               To identify the scale and severity of cave-in accidents, I first consulted Breda and Toppan’s Land of Triumph and Tragedy: Voices of the Italian Fallen Workers. This source provided me with the names and circumstances of many Italian-Canadian construction workers who lost their lives due to cave-in accidents in Toronto. Such Hardworking People: Italian Immigrants in Postwar Toronto by Franca Iacovetta provided additional details about cave-in accidents involving Italian-Canadian men. City Builders, a historical research website sponsored by the Robarts Centre for Canadian Studies provided me with insight into how construction safety laws in Toronto evolved and how a lack of these laws initially led to many avoidable cave-in deaths. Finally, I consulted the York County Coroners’ Records for 1913 to 1920. Due to privacy laws, these are the latest coroner records available for viewing. In these records I was able to identify a previously unmentioned Italian-Canadian death due to cave-in accidents. Carmello Novelli was a 27-year-old man who died in a sewer after a cave-in on Ethel avenue. The discovery of this death is important as the death is recorded in 1915, which is early in the Italian-Canadian construction history of Toronto, highlighting that deaths due to cave-in accidents were prevalent for decades. Secondly, the coroners’ record included a newspaper clipping that states that the death was found to be accidental, and no blame was placed on the contractors. This emphasizes the lack of worker compensation and safety precautions that Italian-Canadians workers were subject to, especially in the early days of construction in Toronto.

               Overall, I was able to identify ten Italian-Canadian men who were killed in cave-in accidents in Toronto. These men were Luigi Scanna, Carmello Novelli, Giuseppe Formica, Donato D’Erano, Ettore Savini, Mario Perizini, Andrea Vesico, Carmine Morra, Eliseo Cerrone, and Gabriele Carbone. The information gathered on these men paints a sobering picture. These men ranged in age from nineteen to forty-nine, showing that teenagers and fathers alike were killed due to these work-place accidents. The cave-in accidents occurred from the early 1910’s all the way into the 1960’s and were particularly common during the 50’s and 60’s, when Italians were most active in the construction industry. It was not until 1962 that the first substantial safety act was enacted, even though these deaths were prevalent throughout the construction of Toronto. The information gathered on these men also shows the gradual movement towards more safety measures and responsibility for contractors to protect their workers.
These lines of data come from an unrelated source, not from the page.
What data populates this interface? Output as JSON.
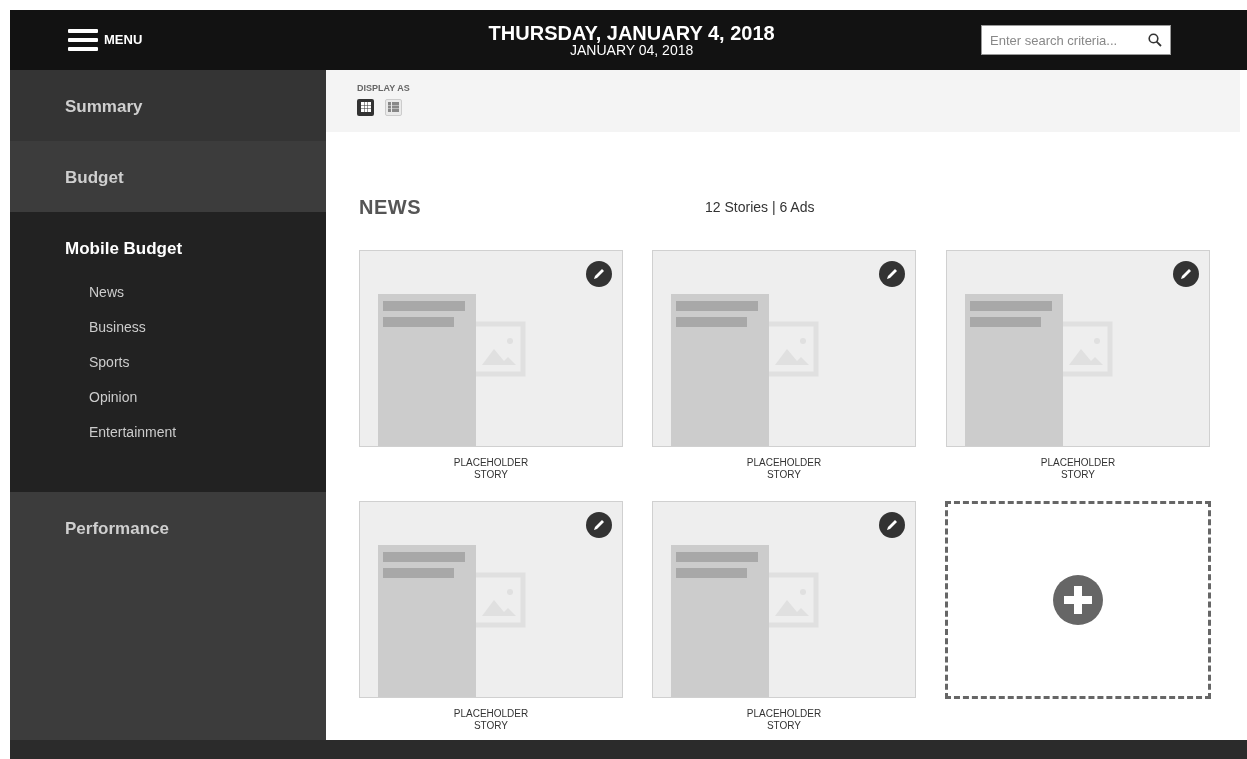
{
  "header": {
    "menu_label": "MENU",
    "title": "THURSDAY, JANUARY 4, 2018",
    "subtitle": "JANUARY 04, 2018",
    "search": {
      "placeholder": "Enter search criteria..."
    }
  },
  "sidebar": {
    "items": [
      {
        "label": "Summary",
        "selected": false
      },
      {
        "label": "Budget",
        "selected": false
      },
      {
        "label": "Mobile Budget",
        "selected": true,
        "children": [
          {
            "label": "News"
          },
          {
            "label": "Business"
          },
          {
            "label": "Sports"
          },
          {
            "label": "Opinion"
          },
          {
            "label": "Entertainment"
          }
        ]
      },
      {
        "label": "Performance",
        "selected": false
      }
    ]
  },
  "toolbar": {
    "label": "DISPLAY AS",
    "views": [
      {
        "kind": "grid",
        "selected": true
      },
      {
        "kind": "list",
        "selected": false
      }
    ]
  },
  "section": {
    "title": "NEWS",
    "summary": "12 Stories | 6 Ads"
  },
  "cards": [
    {
      "kind": "story",
      "caption": [
        "PLACEHOLDER",
        "STORY"
      ]
    },
    {
      "kind": "story",
      "caption": [
        "PLACEHOLDER",
        "STORY"
      ]
    },
    {
      "kind": "story",
      "caption": [
        "PLACEHOLDER",
        "STORY"
      ]
    },
    {
      "kind": "story",
      "caption": [
        "PLACEHOLDER",
        "STORY"
      ]
    },
    {
      "kind": "story",
      "caption": [
        "PLACEHOLDER",
        "STORY"
      ]
    },
    {
      "kind": "add"
    }
  ]
}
Although there was no compensation or wrongdoing found for Novelli’s death in 1915, for Perizini’s case in 1958 the contractor was charged with criminal neglect for the accident. Unfortunately, for too many Italian-Canadian men, the recognition of a need for better safety measures came too late.

               The list of ten Italian-Canadian men killed due to cave-in accidents in Toronto, who I have included in my research, is by no means exhaustive. Due to poor record keeping and the anglicization of names, many of these Italian-Canadian cave-in deaths are difficult to find in archives or are lost in history. Further research should be performed to identify more cave-in accidents that involved Italian-Canadians in Toronto. However, the current research is extensive enough to highlight the saddening quantity of Italian-Canadian men who unnecessarily lost their lives due to cave-in accidents as well as to recognize and appreciate the greatest sacrifice they made to help build the city of Toronto.

                                                           Fiona McLean,
                                                           University College at the University of Toronto, 2020